The Andes Mountains are located in western South America and are the world’s longest mountain range, covering about 8,850 kilometers (5,500 miles). The range extends north and south through seven countries: Venezuela, Colombia, Ecuador, Peru, Bolivia, Chile, and Argentina. The Andes stretch from the southern tip to the northernmost coast of South America.
South America’s primary mountain sy stem, the Andes, is also the world’s longest. The range covers about 8,850 kilometers (5,500 miles). Situated on the far western edge of the continent, the Andes stretch from the southern tip to the northernmost coast of South America.
Andes Mountains, Mountain system, western South America. One of the great natural features of the globe, the Andes extend north-south about 5,500 mi (8,900 km). They run parallel to the Caribbean Sea coast in Venezuela before turning southwest and entering Colombia.
The Andes range extends north and south through seven countries: Venezuela, Colombia, Ecuador, Peru, Bolivia, Chile, and Argentina. The islands of Aruba, Bonaire and Curaçao, which lie in the Caribbean Sea off the coast of Venezuela, represent the submerged peaks of the extreme northern edge of the Andes range.
The Andes Mountains extend from north to south along the western edge of South America. The range consists of several transverse and parallel mountain ranges, which chain together to form the Andes. These chains of mountains are called ‘cordillera’, originating from the Spanish word ‘cordilla’, which means ‘rope’.
The Andes is divided into three major divisions, the Wet Andes, Dry Andes, and Tropical Andes.

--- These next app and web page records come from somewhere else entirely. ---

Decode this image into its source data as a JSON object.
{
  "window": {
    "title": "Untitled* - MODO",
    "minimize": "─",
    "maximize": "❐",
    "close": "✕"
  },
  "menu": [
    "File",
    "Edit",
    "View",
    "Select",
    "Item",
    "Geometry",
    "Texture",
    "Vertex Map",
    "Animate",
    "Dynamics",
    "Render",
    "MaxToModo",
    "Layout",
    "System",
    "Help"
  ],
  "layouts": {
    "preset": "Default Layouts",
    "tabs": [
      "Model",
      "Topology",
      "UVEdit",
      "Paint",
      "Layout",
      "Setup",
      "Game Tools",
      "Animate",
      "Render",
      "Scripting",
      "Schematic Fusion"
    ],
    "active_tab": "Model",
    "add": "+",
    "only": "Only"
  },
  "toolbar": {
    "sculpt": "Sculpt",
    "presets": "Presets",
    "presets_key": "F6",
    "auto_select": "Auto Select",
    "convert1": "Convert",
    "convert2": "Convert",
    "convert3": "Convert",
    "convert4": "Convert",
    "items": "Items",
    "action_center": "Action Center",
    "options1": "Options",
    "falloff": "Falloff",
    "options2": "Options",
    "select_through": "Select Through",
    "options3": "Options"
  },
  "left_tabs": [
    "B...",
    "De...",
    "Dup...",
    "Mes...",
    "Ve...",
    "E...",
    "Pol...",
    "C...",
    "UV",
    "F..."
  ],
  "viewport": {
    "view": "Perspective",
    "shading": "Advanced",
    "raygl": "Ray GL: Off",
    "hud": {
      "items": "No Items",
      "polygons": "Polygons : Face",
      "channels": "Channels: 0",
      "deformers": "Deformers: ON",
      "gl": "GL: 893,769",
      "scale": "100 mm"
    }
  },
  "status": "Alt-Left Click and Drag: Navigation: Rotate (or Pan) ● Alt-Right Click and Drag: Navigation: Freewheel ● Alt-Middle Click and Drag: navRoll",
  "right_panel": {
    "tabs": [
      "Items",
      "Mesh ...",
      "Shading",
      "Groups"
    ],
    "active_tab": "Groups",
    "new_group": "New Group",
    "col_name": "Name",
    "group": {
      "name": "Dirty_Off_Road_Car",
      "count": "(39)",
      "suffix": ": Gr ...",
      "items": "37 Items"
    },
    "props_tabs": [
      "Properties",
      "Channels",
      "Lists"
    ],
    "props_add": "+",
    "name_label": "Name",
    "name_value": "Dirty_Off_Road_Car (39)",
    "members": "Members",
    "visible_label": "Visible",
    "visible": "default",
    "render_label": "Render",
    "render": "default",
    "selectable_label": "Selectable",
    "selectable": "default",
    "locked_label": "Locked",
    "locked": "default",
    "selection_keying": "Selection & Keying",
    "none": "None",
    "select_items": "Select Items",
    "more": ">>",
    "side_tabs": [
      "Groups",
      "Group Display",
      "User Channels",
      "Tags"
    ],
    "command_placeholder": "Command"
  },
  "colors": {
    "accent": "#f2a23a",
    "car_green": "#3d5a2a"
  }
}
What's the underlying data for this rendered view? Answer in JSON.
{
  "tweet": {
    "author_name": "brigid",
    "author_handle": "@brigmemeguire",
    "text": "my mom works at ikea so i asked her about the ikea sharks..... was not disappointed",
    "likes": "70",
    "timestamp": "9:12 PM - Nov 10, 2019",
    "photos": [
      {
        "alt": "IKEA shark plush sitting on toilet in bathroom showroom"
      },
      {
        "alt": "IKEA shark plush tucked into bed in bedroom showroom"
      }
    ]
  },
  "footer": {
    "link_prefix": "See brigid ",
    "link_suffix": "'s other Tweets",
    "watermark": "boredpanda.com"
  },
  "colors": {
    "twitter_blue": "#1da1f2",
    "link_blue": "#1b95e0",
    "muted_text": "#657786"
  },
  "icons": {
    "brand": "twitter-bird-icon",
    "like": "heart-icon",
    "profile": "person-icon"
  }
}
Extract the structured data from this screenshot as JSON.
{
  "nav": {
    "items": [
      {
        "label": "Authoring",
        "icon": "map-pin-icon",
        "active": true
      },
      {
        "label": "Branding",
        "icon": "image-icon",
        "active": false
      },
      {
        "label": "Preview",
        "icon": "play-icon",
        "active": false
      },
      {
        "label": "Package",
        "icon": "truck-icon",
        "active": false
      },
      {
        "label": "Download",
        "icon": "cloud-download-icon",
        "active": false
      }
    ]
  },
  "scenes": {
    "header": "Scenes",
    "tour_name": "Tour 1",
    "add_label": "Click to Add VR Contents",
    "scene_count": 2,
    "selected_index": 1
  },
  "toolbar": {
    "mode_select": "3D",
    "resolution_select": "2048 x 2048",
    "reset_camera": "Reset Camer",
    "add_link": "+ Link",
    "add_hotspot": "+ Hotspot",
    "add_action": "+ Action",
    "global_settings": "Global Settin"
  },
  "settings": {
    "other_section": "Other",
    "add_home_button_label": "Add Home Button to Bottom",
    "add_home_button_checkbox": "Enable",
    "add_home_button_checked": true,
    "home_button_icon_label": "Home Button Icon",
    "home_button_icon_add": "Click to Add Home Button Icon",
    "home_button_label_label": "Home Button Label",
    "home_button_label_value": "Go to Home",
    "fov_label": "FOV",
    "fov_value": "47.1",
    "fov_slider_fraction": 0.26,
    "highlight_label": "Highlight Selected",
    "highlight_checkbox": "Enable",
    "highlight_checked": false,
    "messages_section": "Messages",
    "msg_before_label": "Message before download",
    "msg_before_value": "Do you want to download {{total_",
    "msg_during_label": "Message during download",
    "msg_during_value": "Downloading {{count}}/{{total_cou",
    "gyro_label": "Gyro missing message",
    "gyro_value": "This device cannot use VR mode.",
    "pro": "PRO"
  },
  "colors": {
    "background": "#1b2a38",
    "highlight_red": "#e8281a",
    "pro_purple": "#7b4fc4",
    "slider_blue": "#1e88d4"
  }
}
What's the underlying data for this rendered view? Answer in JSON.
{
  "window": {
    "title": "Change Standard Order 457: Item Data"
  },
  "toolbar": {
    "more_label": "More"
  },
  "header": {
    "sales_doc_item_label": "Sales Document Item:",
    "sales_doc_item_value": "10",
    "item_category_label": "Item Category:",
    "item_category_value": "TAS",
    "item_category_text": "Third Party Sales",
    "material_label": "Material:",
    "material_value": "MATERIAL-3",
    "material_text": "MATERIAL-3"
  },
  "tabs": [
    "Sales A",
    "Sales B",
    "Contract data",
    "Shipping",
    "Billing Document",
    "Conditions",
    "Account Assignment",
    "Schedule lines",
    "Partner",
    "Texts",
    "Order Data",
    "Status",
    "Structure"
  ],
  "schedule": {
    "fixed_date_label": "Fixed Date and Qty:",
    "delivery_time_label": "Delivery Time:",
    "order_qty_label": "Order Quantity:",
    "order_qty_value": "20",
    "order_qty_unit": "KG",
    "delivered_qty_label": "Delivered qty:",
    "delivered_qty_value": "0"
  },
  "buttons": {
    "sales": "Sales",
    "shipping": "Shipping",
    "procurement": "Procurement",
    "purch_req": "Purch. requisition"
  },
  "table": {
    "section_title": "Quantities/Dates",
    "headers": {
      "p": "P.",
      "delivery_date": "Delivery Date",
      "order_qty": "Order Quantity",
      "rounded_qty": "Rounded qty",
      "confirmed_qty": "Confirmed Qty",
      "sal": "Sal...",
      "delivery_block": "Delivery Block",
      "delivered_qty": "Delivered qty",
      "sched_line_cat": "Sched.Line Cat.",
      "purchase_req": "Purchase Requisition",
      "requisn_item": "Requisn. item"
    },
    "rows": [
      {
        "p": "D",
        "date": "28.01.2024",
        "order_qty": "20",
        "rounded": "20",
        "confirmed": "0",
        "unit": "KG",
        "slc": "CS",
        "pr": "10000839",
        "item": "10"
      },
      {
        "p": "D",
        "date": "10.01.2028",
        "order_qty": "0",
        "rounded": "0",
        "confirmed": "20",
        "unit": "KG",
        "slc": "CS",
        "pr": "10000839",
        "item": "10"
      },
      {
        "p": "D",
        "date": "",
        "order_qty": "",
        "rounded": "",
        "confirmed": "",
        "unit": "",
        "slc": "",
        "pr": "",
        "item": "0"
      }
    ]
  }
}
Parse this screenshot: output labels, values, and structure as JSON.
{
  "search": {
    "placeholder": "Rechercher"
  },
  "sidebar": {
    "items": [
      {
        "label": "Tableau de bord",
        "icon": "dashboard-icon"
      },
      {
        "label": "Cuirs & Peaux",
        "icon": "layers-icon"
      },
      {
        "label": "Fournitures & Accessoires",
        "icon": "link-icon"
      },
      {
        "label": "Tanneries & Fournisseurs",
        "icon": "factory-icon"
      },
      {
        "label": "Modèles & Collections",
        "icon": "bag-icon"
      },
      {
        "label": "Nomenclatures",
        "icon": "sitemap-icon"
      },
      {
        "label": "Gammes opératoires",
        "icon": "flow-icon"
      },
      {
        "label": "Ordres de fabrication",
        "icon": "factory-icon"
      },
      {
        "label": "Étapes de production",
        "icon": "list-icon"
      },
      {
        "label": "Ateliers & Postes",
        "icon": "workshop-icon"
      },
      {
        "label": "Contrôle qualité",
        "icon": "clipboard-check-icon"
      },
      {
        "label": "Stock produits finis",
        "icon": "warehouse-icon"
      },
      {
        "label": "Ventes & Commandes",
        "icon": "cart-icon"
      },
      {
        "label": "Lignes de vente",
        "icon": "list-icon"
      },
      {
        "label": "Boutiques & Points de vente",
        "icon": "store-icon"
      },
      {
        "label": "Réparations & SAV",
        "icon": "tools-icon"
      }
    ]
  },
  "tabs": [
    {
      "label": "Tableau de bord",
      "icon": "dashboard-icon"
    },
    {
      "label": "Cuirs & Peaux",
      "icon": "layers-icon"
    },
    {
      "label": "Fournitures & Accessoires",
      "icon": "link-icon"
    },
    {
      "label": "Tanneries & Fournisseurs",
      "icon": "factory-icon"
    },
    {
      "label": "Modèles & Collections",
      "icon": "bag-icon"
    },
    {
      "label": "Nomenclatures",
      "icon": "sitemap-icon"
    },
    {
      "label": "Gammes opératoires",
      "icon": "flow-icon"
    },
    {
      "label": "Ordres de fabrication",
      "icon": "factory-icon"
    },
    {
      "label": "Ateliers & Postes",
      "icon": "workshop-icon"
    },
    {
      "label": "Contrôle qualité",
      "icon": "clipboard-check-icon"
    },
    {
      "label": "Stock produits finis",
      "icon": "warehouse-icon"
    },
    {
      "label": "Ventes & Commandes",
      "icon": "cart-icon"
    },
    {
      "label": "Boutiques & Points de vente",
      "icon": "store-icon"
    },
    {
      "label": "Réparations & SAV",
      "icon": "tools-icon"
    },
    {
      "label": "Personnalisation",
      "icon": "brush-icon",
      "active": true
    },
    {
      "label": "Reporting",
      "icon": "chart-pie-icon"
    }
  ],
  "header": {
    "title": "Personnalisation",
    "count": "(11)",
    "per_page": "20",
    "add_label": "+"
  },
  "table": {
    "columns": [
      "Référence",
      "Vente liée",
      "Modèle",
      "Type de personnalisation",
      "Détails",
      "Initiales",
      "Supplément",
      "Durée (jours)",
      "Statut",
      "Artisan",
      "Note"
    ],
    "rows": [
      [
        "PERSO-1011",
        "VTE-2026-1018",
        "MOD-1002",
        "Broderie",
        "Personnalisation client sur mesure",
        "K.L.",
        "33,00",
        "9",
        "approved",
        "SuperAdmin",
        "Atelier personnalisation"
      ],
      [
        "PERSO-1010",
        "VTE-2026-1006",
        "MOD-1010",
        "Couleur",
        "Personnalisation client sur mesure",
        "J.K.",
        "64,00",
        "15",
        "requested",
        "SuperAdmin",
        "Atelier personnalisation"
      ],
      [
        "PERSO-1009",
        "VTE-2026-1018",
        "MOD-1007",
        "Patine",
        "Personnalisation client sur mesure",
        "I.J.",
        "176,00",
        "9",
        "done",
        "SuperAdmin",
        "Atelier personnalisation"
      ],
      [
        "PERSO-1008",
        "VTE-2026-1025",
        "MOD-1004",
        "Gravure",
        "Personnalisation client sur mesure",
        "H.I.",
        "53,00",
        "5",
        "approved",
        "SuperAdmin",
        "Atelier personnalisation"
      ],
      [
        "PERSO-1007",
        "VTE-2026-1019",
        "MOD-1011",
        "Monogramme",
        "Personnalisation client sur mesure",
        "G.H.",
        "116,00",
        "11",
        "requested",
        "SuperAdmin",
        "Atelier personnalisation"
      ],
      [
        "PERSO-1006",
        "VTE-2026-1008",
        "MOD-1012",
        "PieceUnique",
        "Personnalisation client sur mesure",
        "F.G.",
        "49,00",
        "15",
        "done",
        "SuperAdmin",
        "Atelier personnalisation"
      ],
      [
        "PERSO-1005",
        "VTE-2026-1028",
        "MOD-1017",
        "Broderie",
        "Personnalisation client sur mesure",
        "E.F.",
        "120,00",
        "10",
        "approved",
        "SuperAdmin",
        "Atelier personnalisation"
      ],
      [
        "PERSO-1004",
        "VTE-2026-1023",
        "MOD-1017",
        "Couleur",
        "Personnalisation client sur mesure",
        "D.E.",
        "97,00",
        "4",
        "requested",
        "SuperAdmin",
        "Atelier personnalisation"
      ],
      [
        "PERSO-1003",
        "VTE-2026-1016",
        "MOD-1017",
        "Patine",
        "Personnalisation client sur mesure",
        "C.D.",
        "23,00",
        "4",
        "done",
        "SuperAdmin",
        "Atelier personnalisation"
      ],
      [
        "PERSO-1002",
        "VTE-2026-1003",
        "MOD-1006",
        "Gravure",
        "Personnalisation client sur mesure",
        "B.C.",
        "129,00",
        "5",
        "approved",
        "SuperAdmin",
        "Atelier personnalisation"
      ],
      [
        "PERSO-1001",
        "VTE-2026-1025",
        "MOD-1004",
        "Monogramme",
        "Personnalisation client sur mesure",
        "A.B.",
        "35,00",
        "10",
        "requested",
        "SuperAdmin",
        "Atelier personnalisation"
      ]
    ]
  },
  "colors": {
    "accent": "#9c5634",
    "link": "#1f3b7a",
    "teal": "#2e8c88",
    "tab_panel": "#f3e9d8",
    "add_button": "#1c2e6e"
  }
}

It is considered the longest mountain range in South America. It forms a portion of the American Cordillera range that spans North America, Central America, South America, and the Antarctic continents.
The southern part of the Andes forms the border between Argentina and Chile. This part of the Andes are made up of the highest mountain ranges. The South Andes regions have diverse landscapes from mountain peaks, Pampa grasslands, to deserts.
The name Andes stems from the Quechua word anti, which means high crest. The Andes is the world’s longest range of mountains and runs north to south along the Pacific Ring of Fire and seven countries from Venezuela to Chile. It is known for its several volcanoes, the origin of malaria treatment, and ruins of many ancient civilizations.